Select Page

Offbeat 19 August 2016

I quite enjoyed the first season of Game of Thrones. I didn’t fancy waiting for the second season, so I jumped into the books. The books were a bunch of minutiae, difficult to follow, but like a box of chocolates, once you have one, you need to eat the rest.
Season seven on TV is arriving before books seven and eight. Apparently, George RR Martin is struggling to get to the end of the books. I don’t blame him much though. It was difficult enough to read the things. I can’t imagine writing all that detail. Maybe he can use season seven of the TV show as a crib sheet, but then he gave the plot points. I won’t bother with watching season seven though. I’ll wait for books seven and eight.
The thing that strikes me about the books is the idea that ‘Winter is coming’. I rather like winter, so the theme stuck with me. I had to wade through about five volumes of family trees, battles and politics for winter to actually arrive, so I was really glad that it finally showed up, with its monsters.
I also made a prediction that ‘winter is coming’, in about February of this year, when I was getting a bit sick of the heat. I predicted that it would arrive in about six weeks back then. Unfortunately, winter took its time getting here, but at least it arrived, for a bit.
I wore shoes and socks and trousers for about a week, early in late July. The cat moved back into bed with me as well. My old heater, a plastic fan number, burned out last year. I had an idea that if it stayed cold for a while, I would go and get a new one. Unfortunately the cold didn’t happen for long enough, and the extra blanket was enough.
What I most enjoy about winter is the cold, the ability to get warm. It is far easier to get warm in winter than it is to get cold in summer. This year, I feel a bit robbed. Winter is one of the promises of the seasons, sort of like rain. Unfortunately the promises aren’t being kept.
One of the signs of my personal winter is that my mouse hand becomes stiff and clumsy with the cold. That is because my right arm rests on the desk, which transfers its own cold to me. For the last few years that was a major phenomenon. It led to me holding cups of hot coffee, or washing the dishes, to claw the warmth back. This year, I only had about three days of cold hands.
I find myself in shorts again. There is an alert out that this weekend might be cold. The weather site I visit in search of hope, rain or cold weather, says not. The ants that have re-awoken, and are making forays into my kitchen, say not. The cat is snuggling with the dog again.
Meanwhile, I find my envy arising when I look at flood-stricken parts of the world. Cruel and insensitive as it seems, I instinctually feel that they could send some of that rain to us. Drought also happens in winter, and the standard winter shower that happens every year, was very meagre this year.
The world is changing. I suspect that we are saying goodbye to winter for a couple of centuries at this point. It’s not just drought. Once again, the reports are coming in of global heat. July 2016 was listed as the hottest month since records began (note, not the hottest July, and also note as El Nino was fading). August 2016 is to follow.
An article I read said that scientists are beginning to talk about carbon sequestration now, filtering existing carbon from the air. If that can happen, they project that climate may begin to return to normal by about the 23rd century.
The trick of the matter at this point is to consider the jagged peaks of a rising growth curve. The process has its own momentum. There may be months that are slightly less hot, but those will be blips in the rising trend.
My mother died on a very hot day. I suspect the heat added to her existing frailty. I find myself wondering how well I might manage a daytime temperature of 54ºC, like they had in Kuwait?
Winter I suspect, is not coming. I think it has gone. I think that winter may be one of those fictions that we tell our children about in stories.
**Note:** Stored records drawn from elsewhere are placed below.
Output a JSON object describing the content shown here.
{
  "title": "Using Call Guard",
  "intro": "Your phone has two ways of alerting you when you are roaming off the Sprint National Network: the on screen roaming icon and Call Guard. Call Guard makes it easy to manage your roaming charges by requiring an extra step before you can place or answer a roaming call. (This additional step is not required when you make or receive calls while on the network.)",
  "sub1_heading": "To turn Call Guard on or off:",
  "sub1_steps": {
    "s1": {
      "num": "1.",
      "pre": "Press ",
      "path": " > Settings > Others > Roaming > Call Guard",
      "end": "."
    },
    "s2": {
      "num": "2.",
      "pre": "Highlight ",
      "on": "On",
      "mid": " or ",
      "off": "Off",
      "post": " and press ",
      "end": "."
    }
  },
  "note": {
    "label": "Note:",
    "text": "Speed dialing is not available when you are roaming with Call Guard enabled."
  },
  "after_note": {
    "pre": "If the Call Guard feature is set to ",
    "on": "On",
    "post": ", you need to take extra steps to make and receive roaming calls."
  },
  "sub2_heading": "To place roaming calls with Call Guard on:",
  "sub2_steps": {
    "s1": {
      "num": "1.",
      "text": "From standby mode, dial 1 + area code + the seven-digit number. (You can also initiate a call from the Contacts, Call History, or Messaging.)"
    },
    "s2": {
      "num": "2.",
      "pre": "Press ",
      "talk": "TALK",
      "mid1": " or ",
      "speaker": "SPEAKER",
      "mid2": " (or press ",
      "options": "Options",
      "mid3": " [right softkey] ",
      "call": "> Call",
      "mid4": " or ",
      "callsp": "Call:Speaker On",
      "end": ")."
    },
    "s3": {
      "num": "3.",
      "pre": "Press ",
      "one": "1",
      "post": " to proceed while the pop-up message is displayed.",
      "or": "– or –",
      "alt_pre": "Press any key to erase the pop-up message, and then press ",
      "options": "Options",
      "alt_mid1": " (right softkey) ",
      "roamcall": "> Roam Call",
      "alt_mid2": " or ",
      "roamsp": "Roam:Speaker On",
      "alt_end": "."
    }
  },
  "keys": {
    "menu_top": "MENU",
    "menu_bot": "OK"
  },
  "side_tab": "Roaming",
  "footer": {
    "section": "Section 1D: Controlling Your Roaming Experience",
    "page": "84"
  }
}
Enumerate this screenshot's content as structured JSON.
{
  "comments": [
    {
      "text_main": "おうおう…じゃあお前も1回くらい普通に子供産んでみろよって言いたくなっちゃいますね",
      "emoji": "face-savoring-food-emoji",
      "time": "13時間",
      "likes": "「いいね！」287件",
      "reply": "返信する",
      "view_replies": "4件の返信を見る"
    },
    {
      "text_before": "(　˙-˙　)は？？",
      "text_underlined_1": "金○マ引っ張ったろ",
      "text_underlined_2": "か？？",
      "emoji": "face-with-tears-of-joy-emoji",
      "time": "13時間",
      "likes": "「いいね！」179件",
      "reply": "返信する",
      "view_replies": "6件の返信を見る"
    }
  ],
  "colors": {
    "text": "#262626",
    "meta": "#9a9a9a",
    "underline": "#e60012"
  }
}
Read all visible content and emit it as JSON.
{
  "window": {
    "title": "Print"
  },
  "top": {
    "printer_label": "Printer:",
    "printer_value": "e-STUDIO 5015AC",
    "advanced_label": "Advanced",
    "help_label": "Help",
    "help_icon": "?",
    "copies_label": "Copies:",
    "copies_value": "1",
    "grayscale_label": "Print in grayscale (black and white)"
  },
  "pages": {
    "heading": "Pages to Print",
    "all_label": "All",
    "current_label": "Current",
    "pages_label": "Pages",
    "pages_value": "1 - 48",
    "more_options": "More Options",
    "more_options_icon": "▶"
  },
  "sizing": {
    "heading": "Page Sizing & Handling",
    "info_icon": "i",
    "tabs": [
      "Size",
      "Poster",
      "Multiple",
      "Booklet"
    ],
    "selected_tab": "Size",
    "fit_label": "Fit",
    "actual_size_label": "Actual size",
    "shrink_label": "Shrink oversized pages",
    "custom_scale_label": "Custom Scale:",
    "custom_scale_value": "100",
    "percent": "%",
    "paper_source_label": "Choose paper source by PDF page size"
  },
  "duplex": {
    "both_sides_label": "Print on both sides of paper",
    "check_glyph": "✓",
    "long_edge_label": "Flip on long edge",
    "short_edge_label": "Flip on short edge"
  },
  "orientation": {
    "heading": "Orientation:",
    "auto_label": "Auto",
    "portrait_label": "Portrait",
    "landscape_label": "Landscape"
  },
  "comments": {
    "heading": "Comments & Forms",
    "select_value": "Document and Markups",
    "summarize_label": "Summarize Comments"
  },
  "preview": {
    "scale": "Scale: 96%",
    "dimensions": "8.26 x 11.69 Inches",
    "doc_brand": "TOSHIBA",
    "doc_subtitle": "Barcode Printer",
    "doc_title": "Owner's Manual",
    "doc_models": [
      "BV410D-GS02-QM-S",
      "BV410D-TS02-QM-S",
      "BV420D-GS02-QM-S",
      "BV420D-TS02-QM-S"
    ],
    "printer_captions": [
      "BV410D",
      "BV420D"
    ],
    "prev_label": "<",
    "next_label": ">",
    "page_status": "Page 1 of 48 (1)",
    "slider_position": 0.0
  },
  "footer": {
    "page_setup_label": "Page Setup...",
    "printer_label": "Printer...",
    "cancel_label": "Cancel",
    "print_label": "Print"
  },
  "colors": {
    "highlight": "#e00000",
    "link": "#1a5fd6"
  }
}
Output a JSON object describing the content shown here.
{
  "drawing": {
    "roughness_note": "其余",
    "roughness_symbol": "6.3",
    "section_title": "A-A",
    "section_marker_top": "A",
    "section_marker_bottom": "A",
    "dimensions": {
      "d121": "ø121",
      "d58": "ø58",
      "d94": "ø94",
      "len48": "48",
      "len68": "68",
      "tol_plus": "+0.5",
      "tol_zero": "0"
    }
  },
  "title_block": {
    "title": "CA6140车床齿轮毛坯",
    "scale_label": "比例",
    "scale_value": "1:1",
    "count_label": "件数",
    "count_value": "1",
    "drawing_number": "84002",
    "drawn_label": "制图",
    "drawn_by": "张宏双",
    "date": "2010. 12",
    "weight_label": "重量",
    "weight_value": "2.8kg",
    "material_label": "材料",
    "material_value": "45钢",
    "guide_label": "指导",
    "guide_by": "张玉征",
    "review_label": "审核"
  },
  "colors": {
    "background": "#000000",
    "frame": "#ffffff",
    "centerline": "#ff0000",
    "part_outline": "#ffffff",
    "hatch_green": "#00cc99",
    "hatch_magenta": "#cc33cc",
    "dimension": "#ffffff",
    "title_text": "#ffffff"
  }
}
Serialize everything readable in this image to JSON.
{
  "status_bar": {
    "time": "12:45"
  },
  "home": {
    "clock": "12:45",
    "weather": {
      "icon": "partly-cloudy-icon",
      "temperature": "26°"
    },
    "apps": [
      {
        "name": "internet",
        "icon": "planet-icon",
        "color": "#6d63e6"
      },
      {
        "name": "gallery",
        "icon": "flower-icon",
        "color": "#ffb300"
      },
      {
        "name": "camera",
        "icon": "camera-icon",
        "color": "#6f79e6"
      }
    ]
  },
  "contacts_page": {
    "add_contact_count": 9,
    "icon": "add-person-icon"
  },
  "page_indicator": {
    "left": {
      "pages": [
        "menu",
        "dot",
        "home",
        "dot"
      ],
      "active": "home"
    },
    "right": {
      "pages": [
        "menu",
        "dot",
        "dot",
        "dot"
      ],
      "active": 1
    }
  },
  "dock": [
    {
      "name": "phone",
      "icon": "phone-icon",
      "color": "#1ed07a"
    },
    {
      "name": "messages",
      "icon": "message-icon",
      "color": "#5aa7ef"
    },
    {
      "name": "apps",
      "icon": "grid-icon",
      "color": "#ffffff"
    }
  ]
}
About The Author


Today the Typesetter is a position at a newspaper that is mostly outdated since lead typesetting disappeared about fifty years ago. It is however a convenient term to indicate a person that is responsible for the technical refinement of publishing including web publishing. The Typesetter does not contribute to editorial content but makes sure that all elements are where they belong. - Ed.